Musings on the Coast


Climate Change Comes to Laguna

By Michael Ray

The other day I went to an event for Cottie Petrie-Norris, the newly-elected State Assemblywoman who represents Laguna Beach. She is obviously smart, a great speaker, elegant, and to use a cliché, bubbly. She told us she was on a committee studying climate change and how it will affect California.

Oh boy. Right now: droughts, then raging wildfires, then floods. Less obvious but more pernicious, a gradual rise in the sea level. Coastal areas obviously effected include San Francisco Bay, Santa Monica Bay, San Diego Bay, and right in the middle of the headlights, most of Orange County.

First up is Huntington Beach. Its current beaches will be underwater, and the Huntington pier will be washed away in some giant storm. Just like that, gone.

Fountain Valley is on low land and will be underwater. It will be like the great floods in the early 1930s prior to taming the Santa Ana River. There are photos taken then from the northern bluffs of Costa Mesa—between them and the higher areas of Huntington Beach, it was an angry lake. In the climate changed future, it will be the same. Functionally, Fountain Valley will have become an unprotected bay.

Scroll down to Newport. Even today, during periodic extreme high tides, the peninsula’s streets are awash; ditto Balboa Island. Already, at great cost, Bay Island has installed a completely new, much stronger and higher sea wall. The city wants to do the same with Balboa Island. But those are stalling maneuvers. Eventually, the peninsula will be under water, and all of Newport Bay will be open to the ocean, and the Newport islands will be washed away. It will not happen all that quickly. The city will fight like crazy, but in the end, mother nature, warped by mankind, will win. No contest.

Think of Dana Point and to its south, the San Juan Creek River Valley. It empties into the ocean at Doheny Beach. It drains the western part of the Cleveland National Forest and what is known as the Ortega Highway area stretching all the way to Lake Elsinore. It will become an oblong and protected bay. San Juan Capistrano itself is mostly on higher ground and could become a major port city.

In San Clemente, it is a sure thing the coming storms will wash away all the homes now overlooking the ocean on its cliffs. Hell, already the homes along Capo Beach are under attack, and tens of thousands of yards of sand are and have been imported to create a temporary barrier. If you own a home there, good luck trying to sell it.

Then scroll on up to Laguna Beach. Laguna means lagoon. All of Main Beach will be part of a new lagoon, as will all of downtown. The lagoon also will invade the lower levels of Laguna Canyon.
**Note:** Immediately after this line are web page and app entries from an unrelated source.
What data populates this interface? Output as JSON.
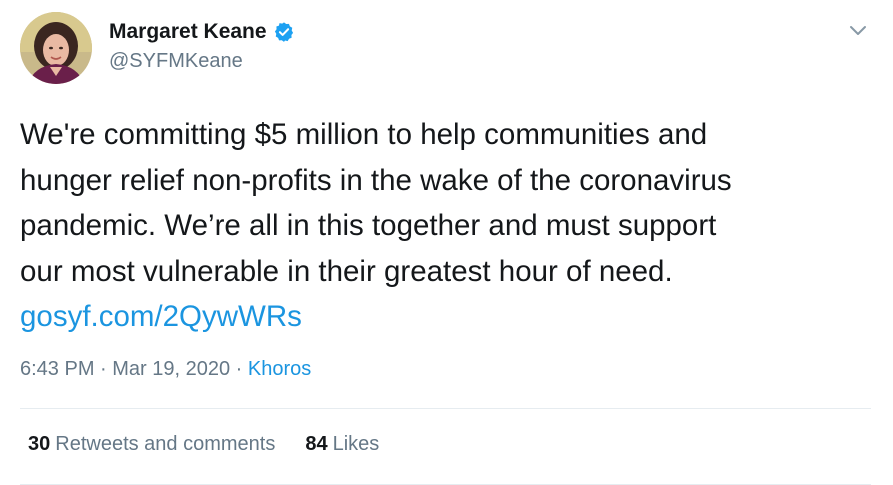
{
  "author": {
    "display_name": "Margaret Keane",
    "handle": "@SYFMKeane",
    "verified": true
  },
  "tweet": {
    "lines": [
      "We're committing $5 million to help communities and",
      "hunger relief non-profits in the wake of the coronavirus",
      "pandemic. We’re all in this together and must support",
      "our most vulnerable in their greatest hour of need."
    ],
    "link": "gosyf.com/2QywWRs"
  },
  "meta": {
    "time": "6:43 PM",
    "separator": " · ",
    "date": "Mar 19, 2020",
    "source": "Khoros"
  },
  "stats": {
    "retweets_count": "30",
    "retweets_label": "Retweets and comments",
    "likes_count": "84",
    "likes_label": "Likes"
  },
  "icons": {
    "verified": "verified-badge-icon",
    "menu": "chevron-down-icon"
  },
  "colors": {
    "link": "#1b95e0",
    "secondary_text": "#657786",
    "primary_text": "#14171a",
    "verified_badge": "#1da1f2"
  }
}
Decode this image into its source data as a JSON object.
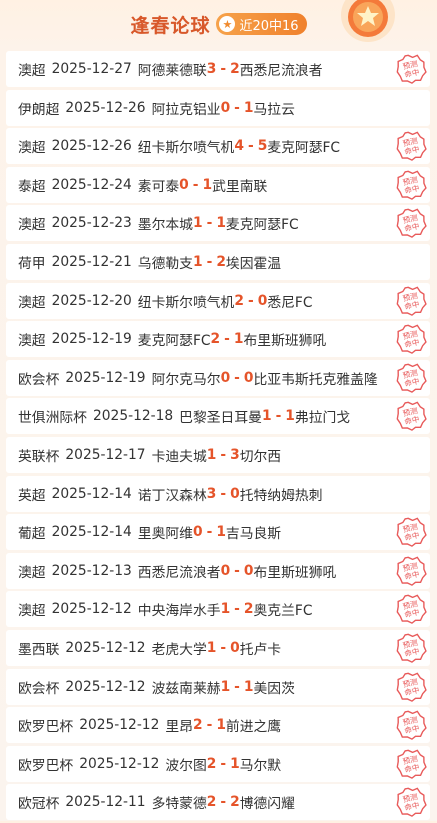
{
  "header": {
    "title": "逢春论球",
    "record": "近20中16",
    "star_icon": "star-icon",
    "medal_icon": "medal-icon"
  },
  "stamp_text": "预测命中",
  "colors": {
    "accent": "#e5542a",
    "title": "#d8582a",
    "badge": "#f0812c"
  },
  "matches": [
    {
      "league": "澳超",
      "date": "2025-12-27",
      "home": "阿德莱德联",
      "home_score": "3",
      "away_score": "2",
      "away": "西悉尼流浪者",
      "hit": true
    },
    {
      "league": "伊朗超",
      "date": "2025-12-26",
      "home": "阿拉克铝业",
      "home_score": "0",
      "away_score": "1",
      "away": "马拉云",
      "hit": false
    },
    {
      "league": "澳超",
      "date": "2025-12-26",
      "home": "纽卡斯尔喷气机",
      "home_score": "4",
      "away_score": "5",
      "away": "麦克阿瑟FC",
      "hit": true
    },
    {
      "league": "泰超",
      "date": "2025-12-24",
      "home": "素可泰",
      "home_score": "0",
      "away_score": "1",
      "away": "武里南联",
      "hit": true
    },
    {
      "league": "澳超",
      "date": "2025-12-23",
      "home": "墨尔本城",
      "home_score": "1",
      "away_score": "1",
      "away": "麦克阿瑟FC",
      "hit": true
    },
    {
      "league": "荷甲",
      "date": "2025-12-21",
      "home": "乌德勒支",
      "home_score": "1",
      "away_score": "2",
      "away": "埃因霍温",
      "hit": false
    },
    {
      "league": "澳超",
      "date": "2025-12-20",
      "home": "纽卡斯尔喷气机",
      "home_score": "2",
      "away_score": "0",
      "away": "悉尼FC",
      "hit": true
    },
    {
      "league": "澳超",
      "date": "2025-12-19",
      "home": "麦克阿瑟FC",
      "home_score": "2",
      "away_score": "1",
      "away": "布里斯班狮吼",
      "hit": true
    },
    {
      "league": "欧会杯",
      "date": "2025-12-19",
      "home": "阿尔克马尔",
      "home_score": "0",
      "away_score": "0",
      "away": "比亚韦斯托克雅盖隆",
      "hit": true
    },
    {
      "league": "世俱洲际杯",
      "date": "2025-12-18",
      "home": "巴黎圣日耳曼",
      "home_score": "1",
      "away_score": "1",
      "away": "弗拉门戈",
      "hit": true
    },
    {
      "league": "英联杯",
      "date": "2025-12-17",
      "home": "卡迪夫城",
      "home_score": "1",
      "away_score": "3",
      "away": "切尔西",
      "hit": false
    },
    {
      "league": "英超",
      "date": "2025-12-14",
      "home": "诺丁汉森林",
      "home_score": "3",
      "away_score": "0",
      "away": "托特纳姆热刺",
      "hit": false
    },
    {
      "league": "葡超",
      "date": "2025-12-14",
      "home": "里奥阿维",
      "home_score": "0",
      "away_score": "1",
      "away": "吉马良斯",
      "hit": true
    },
    {
      "league": "澳超",
      "date": "2025-12-13",
      "home": "西悉尼流浪者",
      "home_score": "0",
      "away_score": "0",
      "away": "布里斯班狮吼",
      "hit": true
    },
    {
      "league": "澳超",
      "date": "2025-12-12",
      "home": "中央海岸水手",
      "home_score": "1",
      "away_score": "2",
      "away": "奥克兰FC",
      "hit": true
    },
    {
      "league": "墨西联",
      "date": "2025-12-12",
      "home": "老虎大学",
      "home_score": "1",
      "away_score": "0",
      "away": "托卢卡",
      "hit": true
    },
    {
      "league": "欧会杯",
      "date": "2025-12-12",
      "home": "波兹南莱赫",
      "home_score": "1",
      "away_score": "1",
      "away": "美因茨",
      "hit": true
    },
    {
      "league": "欧罗巴杯",
      "date": "2025-12-12",
      "home": "里昂",
      "home_score": "2",
      "away_score": "1",
      "away": "前进之鹰",
      "hit": true
    },
    {
      "league": "欧罗巴杯",
      "date": "2025-12-12",
      "home": "波尔图",
      "home_score": "2",
      "away_score": "1",
      "away": "马尔默",
      "hit": true
    },
    {
      "league": "欧冠杯",
      "date": "2025-12-11",
      "home": "多特蒙德",
      "home_score": "2",
      "away_score": "2",
      "away": "博德闪耀",
      "hit": true
    }
  ]
}
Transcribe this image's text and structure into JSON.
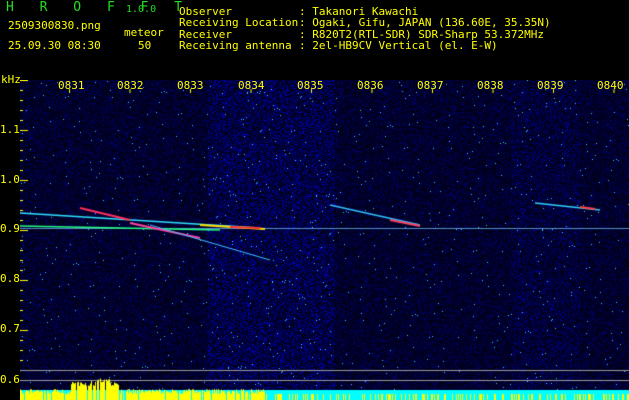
{
  "header": {
    "app_name": "HROFFT",
    "version": "1.0.0",
    "filename": "2509300830.png",
    "datetime": "25.09.30 08:30",
    "meteor_label": "meteor",
    "meteor_count": "50"
  },
  "info": [
    {
      "key": "Observer",
      "value": ": Takanori Kawachi"
    },
    {
      "key": "Receiving Location",
      "value": ": Ogaki, Gifu, JAPAN (136.60E, 35.35N)"
    },
    {
      "key": "Receiver",
      "value": ": R820T2(RTL-SDR) SDR-Sharp 53.372MHz"
    },
    {
      "key": "Receiving antenna",
      "value": ": 2el-HB9CV Vertical (el. E-W)"
    }
  ],
  "axis": {
    "y_unit": "kHz",
    "y_ticks": [
      "1.1",
      "1.0",
      "0.9",
      "0.8",
      "0.7",
      "0.6"
    ],
    "x_ticks": [
      "0831",
      "0832",
      "0833",
      "0834",
      "0835",
      "0836",
      "0837",
      "0838",
      "0839",
      "0840"
    ]
  },
  "colors": {
    "text": "#ffff00",
    "logo": "#22dd22",
    "bars": "#ffff00",
    "baseline": "#00ffff"
  }
}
This will happen in our children’s lifetime. I suppose some sort of sea wall will be built all along the board walk. I shudder to consider what its foundations will consist of. It will have to go down to bedrock (how far down is that?) and attach to it with giant pillars. That will require underwater drilling; it will have to weigh, in aggregate, hundreds of thousands of tons and be crisscrossed with so much rebar it will be staggering. The dimensions will break the calculators because it must be designed to hold back to-be regular hundred-year storms and huge waves pounding on it.

At the same time, it must accommodate unprecedented storm runoff from not just Laguna Canyon, but much of Irvine. That horrible truth will require a huge underground storm drain tunnel at least 20 feet in diameter starting somewhere up the Canyon, running straight down and underneath Broadway, and ending maybe a mile out to sea.

Then consider Laguna’s incredibly beautiful coves. Gone. All of them. Every last one.

The phrase “existential threat” currently is overused. It means the threatened thing will become extinct. For example, Uber is an existential threat to taxi cabs. For Laguna Beach, climate change is an existential threat.

The question quickly shifts to why America does not address the problem. That’s easy. Addressing it at a national level is an existential threat to big oil and all the companies working with or for big oil. They have spent tens of billions on continuous propaganda campaigns denying the validity of climate change and have spent equal amounts on political candidates supporting their position, who block legislation designed to combat climate change.

And there is nothing you can do about it. Sorry.



Michael Ray grew up in Corona del Mar and lives in Laguna Beach. He is a real estate entrepreneur involved in many nonprofits.



Share this:


Please enter your comment!
Please enter your name here